“I photographed some of the wounded soldiers being taken away. But the question was how many such photographs could I possibly take? The next set of victims could be us. The major who was conducting me wanted me to move to safety. We ran for half a kilometre in a ‘safe direction’. I saw a chai shop and relieved, ordered tea and biscuits, pleased that I had a close encounter of an actual war, had taken action photos and escaped! I was stretching myself on the road when one bullet flew past me. The major shouted for me to lie down. I did and another bullet went past me. I crawled back to the shop and was told by the shopkeeper that the Pakistan Army was on the other side of the rail track, just half a kilometre away.
“This was probably the shortest war fought and won by any nation. This was also due to the fact that the local population in Bangladesh had become hostile to the Pakistan Army. The Indian Air Force did the rest. By day 12 of the war, on December 16, 1971, 93,000 Pakistani soldiers had surrendered to the Indian Army.
“I flew into Dhaka in an army helicopter to witness scenes of jubilation and humiliation of victory and surrender. Indira Gandhi’s bold decision, General Manekshaw’s masterstroke and General Jacob’s strategic planning had brought an end to nine nightmarish months of brutality and terror rapes, torture and dehuamnisation of Bangladeshis the price they had to pay for their freedom,” Rai writes.
This book is one of four being published by Niyogi Books to mark the 50th anniversary of the Bangladesh war.
“The liberation of Bangladesh in 1971 was like a geo-political earthquake. No sensitive person in publishing or in any other profession could avoid its huge ramifications. As a publisher, we thought of documenting this event through different books because of an inner urge. There was no grandstanding or expectation of a future commemorative event. This is how the books ‘Bangladesh:The Price of Freedom’, ‘Sheikh Mujibur Rahman’ and ‘Blossoms in the Graveyard’ came about,” Trisha De Niyogi, COO and Director, Niyogi Books, told IANS.
“Simultaneously we are bringing out a unique book to commemorate the celebration. This is a first-hand report by a rookie Calcutta journalist from The Statesman, who accompanied the Mukti Bahini fighters at different places in the then East-Bengal.

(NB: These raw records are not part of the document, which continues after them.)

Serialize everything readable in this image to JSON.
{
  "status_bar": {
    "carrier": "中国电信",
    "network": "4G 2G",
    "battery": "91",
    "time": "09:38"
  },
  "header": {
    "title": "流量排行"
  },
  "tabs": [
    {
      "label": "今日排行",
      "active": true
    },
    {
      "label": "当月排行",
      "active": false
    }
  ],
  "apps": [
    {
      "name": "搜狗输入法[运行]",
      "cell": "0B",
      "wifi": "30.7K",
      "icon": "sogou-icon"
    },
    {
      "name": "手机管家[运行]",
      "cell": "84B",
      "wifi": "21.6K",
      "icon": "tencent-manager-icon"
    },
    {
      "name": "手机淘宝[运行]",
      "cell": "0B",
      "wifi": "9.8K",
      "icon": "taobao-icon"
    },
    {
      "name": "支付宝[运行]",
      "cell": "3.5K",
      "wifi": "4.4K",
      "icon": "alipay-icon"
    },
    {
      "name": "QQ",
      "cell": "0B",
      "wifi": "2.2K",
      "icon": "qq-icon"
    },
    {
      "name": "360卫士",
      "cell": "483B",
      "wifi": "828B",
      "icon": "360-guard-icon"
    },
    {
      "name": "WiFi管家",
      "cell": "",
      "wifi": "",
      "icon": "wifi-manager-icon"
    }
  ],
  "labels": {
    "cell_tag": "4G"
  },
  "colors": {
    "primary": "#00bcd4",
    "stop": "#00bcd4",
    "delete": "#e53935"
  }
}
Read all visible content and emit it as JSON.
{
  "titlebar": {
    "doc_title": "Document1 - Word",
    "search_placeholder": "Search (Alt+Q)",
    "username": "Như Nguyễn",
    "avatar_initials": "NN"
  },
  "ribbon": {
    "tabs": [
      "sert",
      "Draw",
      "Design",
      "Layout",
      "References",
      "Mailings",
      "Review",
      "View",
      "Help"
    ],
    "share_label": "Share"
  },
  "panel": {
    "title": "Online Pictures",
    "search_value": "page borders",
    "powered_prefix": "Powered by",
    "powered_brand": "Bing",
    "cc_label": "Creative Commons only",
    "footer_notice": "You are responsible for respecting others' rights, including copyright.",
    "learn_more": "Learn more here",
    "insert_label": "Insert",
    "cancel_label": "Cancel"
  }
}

Later on, he also trailed the Indian Army when the latter got seriously involved in the liberation War. The book is titled as ‘Bangladesh Liberation War: Report from Ground Year’ and the writer is Manas Ghosh,” Niyogi added.
(Vishnu Makhijani can be reached at firstname.lastname@example.org)